Because facial mimicry
has been shown to play an important role in the perception of emotions in others (Adolphs, Damasio, Tranel, Cooper, & Damasio, 2000), the aim of this study was to determine whether people with myasthenia are impaired in this task and whether their performance is related to gender, age, disease duration, and empathy level.
Washington, October 16 ( ANI ): New studies have shed light on how human and primate brains process and interpret facial expressions, and the role of facial mimicry in everything from deciphering an unclear smile to establishing relationships of power and status.
Facial mimicry - a social behaviour in which the observer automatically activates the same facial muscles as the person she is imitating - plays a role in learning, understanding, and rapport.
The studies reveal new roles of facial mimicry and some of its underlying brain circuitry.
Social status and self-perceptions of power affect facial mimicry, such that powerful individuals suppress their smile mimicry towards other high-status people, while powerless individuals mimic everyone's smile.
Subconscious facial mimicry plays a strong role in interpreting the meaning of ambiguous smiles.
While caretakers of girls may compensate for the deleterious effects of pacifier use, caretakers of boys may not, and this could leave boys more vulnerable to the consequences of disrupted facial mimicry," they wrote.
Pacifiers should have a lesser effect on facial mimicry if children only use them at night while sleeping, or even during the day outside of home (i.
Facial expressions also occur during the perception of music, illustrating a form of facial mimicry
, or emotional synchronization, which may reflect internal processes such as attention and recognition, and could conceivably implicate the involvement of the mirror-neuron system.
Dr Davila Ross said, "What is clear now is the building blocks of positive emotional contagion and empathy that refer to rapid involuntary facial mimicry
in humans evolved prior to humankind.
facial congruence) is closely related to facial mimicry since mimicry corresponds to the imitation of the facial expressions of others (for a review, see Hess, Philippot, & Blairy, 1999) and has been long understood as a form of primary empathy (Levenson & Ruef, 1992).
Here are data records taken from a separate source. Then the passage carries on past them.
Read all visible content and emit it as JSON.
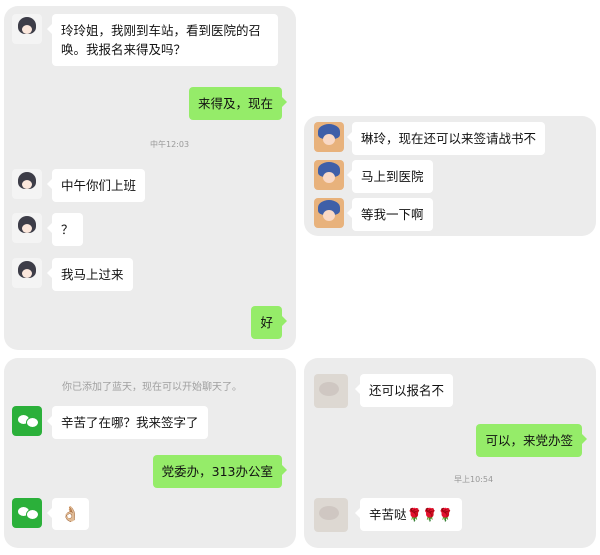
{
  "panel1": {
    "msg1": "玲玲姐，我刚到车站，看到医院的召唤。我报名来得及吗？",
    "reply1": "来得及，现在",
    "time": "中午12:03",
    "msg2": "中午你们上班",
    "msg3": "？",
    "msg4": "我马上过来",
    "reply2": "好"
  },
  "panel2": {
    "msg1": "琳玲，现在还可以来签请战书不",
    "msg2": "马上到医院",
    "msg3": "等我一下啊"
  },
  "panel3": {
    "system": "你已添加了蓝天，现在可以开始聊天了。",
    "msg1": "辛苦了在哪？我来签字了",
    "reply1": "党委办，313办公室",
    "emoji": "👌🏼"
  },
  "panel4": {
    "msg1": "还可以报名不",
    "reply1": "可以，来党办签",
    "time": "早上10:54",
    "msg2": "辛苦哒🌹🌹🌹"
  }
}
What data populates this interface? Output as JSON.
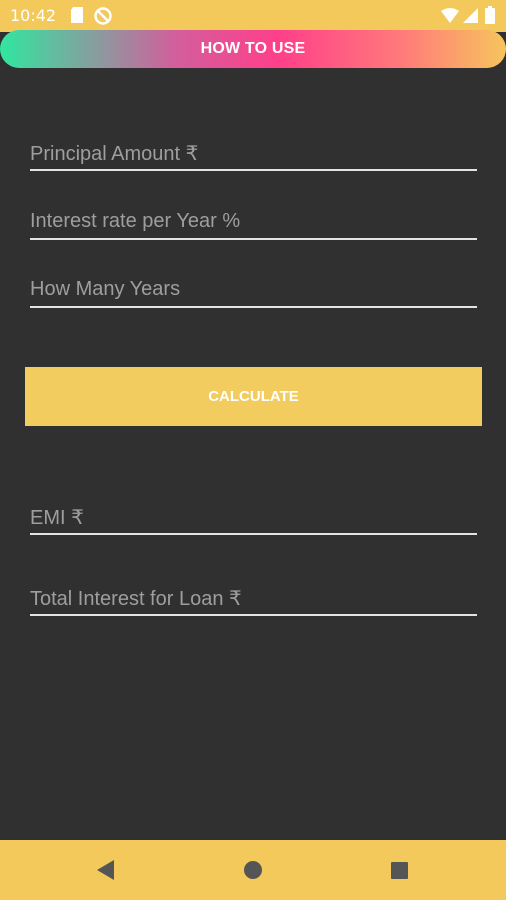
{
  "status_bar": {
    "time": "10:42",
    "icons": [
      "sd-card-icon",
      "do-not-disturb-icon",
      "wifi-icon",
      "signal-icon",
      "battery-icon"
    ]
  },
  "howto": {
    "label": "HOW TO USE"
  },
  "form": {
    "principal_placeholder": "Principal Amount ₹",
    "interest_placeholder": "Interest rate per Year %",
    "years_placeholder": "How Many Years"
  },
  "calculate_button": {
    "label": "CALCULATE"
  },
  "results": {
    "emi_placeholder": "EMI ₹",
    "total_interest_placeholder": "Total Interest for Loan ₹"
  },
  "nav_bar": {
    "buttons": [
      "back-icon",
      "home-icon",
      "recents-icon"
    ]
  },
  "colors": {
    "accent": "#f2c95a",
    "background": "#303030",
    "placeholder": "#9e9e9e"
  }
}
Dimberg, Thunberg, and Grunedal (2002) present evidence that facial mimicry occurs spontaneously and outside the conscious control of the participant.